Air Fair 2017: DragonFly Drones License Obtained By A Polish Facility in Bydgoszcz

  • Strefa zdemilitaryzowana na Półwyspie Koreańskim / Fot. Jack Upland
    Strefa zdemilitaryzowana na Półwyspie Koreańskim / Fot. Jack Upland
  • Fot. Space24
    Fot. Space24

During the 11th edition of the AIR FAIR exhibition in Bydgoszcz, an event of signing a know-how license agreement took place, with the said contract being concluded by and between the Military Institute of Armament Technology based in Zielonka and the Military Aviation Works No. 2 (WZL No. 2) facility based in Bydgoszcz. The agreement is related to a license concerning the DragonFly UAV, capable of carrying payload in a form of warheads.

Within the framework of the agreement signed in presence of the Secretary of State at the Polish MoD, Bartosz Kownacki, WZL Nr 2 S.A. facility has obtained relevant rights to manufacture and develop the DragonFly UAV.

The representatives of the WZL Nr 2 S.A. facility, a part of the Polish Armaments Group, have all stressed the fact that, as a result of conclusion of the agreement, PGZ has enriched its offer, by including a unique piece of hardware in it, with the system in question being manufactured, in its entirety, in Poland. DragonFly system is going to be manufactured in Bydgoszcz, along with the warheads. The warheads are going to be manufactured on the basis of a separate license agreement, at the Bydgoskie Zakłady Elektromechaniczne Belma S.A plant, yet another entity which is included in the composition of the Polish Armaments Group.

WZL Nr 2 S.A. facility remains fully ready to initiate the manufacturing process concerning the first variety of the DragonFly system in a training variant. The production of the combat version is planned to begin in the year 2018, right after the system is fully certified. The operators are going to be trained at the training centre of the Military Institute of Armament Technology.

DragonFly VTOL UCAV has been developed at the Zielonka-based Military Institute of Armament Technology as a warhead carrier, with the aforesaid warheads having been designed for micro-class UAV systems. The payload includes HE GO-1HE and GO-2HE warheads, air-blast/fuel-air explosive GTB-1FAE warhead, or GK-1 HEAT warhead, with the latter one being capable of penetrating 150-200 mm of armour.

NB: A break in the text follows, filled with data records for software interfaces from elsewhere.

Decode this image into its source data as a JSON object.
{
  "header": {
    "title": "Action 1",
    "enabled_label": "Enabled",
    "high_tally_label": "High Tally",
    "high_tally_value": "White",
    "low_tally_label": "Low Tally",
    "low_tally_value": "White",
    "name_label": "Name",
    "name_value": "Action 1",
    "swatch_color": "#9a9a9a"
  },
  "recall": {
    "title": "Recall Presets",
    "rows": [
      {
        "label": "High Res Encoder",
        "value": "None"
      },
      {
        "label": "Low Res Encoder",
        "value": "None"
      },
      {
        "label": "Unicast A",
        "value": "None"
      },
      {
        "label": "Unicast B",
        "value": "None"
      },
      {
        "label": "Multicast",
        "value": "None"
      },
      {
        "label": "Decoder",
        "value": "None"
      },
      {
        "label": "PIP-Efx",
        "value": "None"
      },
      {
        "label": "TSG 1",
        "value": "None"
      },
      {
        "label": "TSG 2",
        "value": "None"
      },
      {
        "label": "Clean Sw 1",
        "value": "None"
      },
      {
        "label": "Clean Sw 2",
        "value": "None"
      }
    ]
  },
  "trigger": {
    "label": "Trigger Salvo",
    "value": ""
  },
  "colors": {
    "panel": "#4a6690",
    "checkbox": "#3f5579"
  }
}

The warheads may be fitted with a daytime camera or a thermal vision module, allowing the operator to carry out attacks at night. Thanks to the target-tracking functionality utilizing the video camera, it is possible to strike the selected and locked-on targets also when communication with the operator is interrupted. In order to enhance the safety of use, warheads may be armed and disarmed remotely.

DragonFly with its rotors extended, and with a wide variety of warheads available presented alongside. Image Credit: J.Sabak/

just 5 kilograms. It may be easily carried by a single soldier. Once the engine booms supporting the four rotors are extended, the UAV achieves a span of 70 centimetres. The UAV is electrically powered. It may be prepared for take-off in a short time, remaining capable of striking targets at distances of up to 10 kilometres from the operator. Flight endurance is 20 minutes, the drone can reach speeds of up to 54 kilometres per hour. This enables the operator to effectively attack stationary and moving targets, including main battle tanks and other combat vehicles, in open and urbanized areas.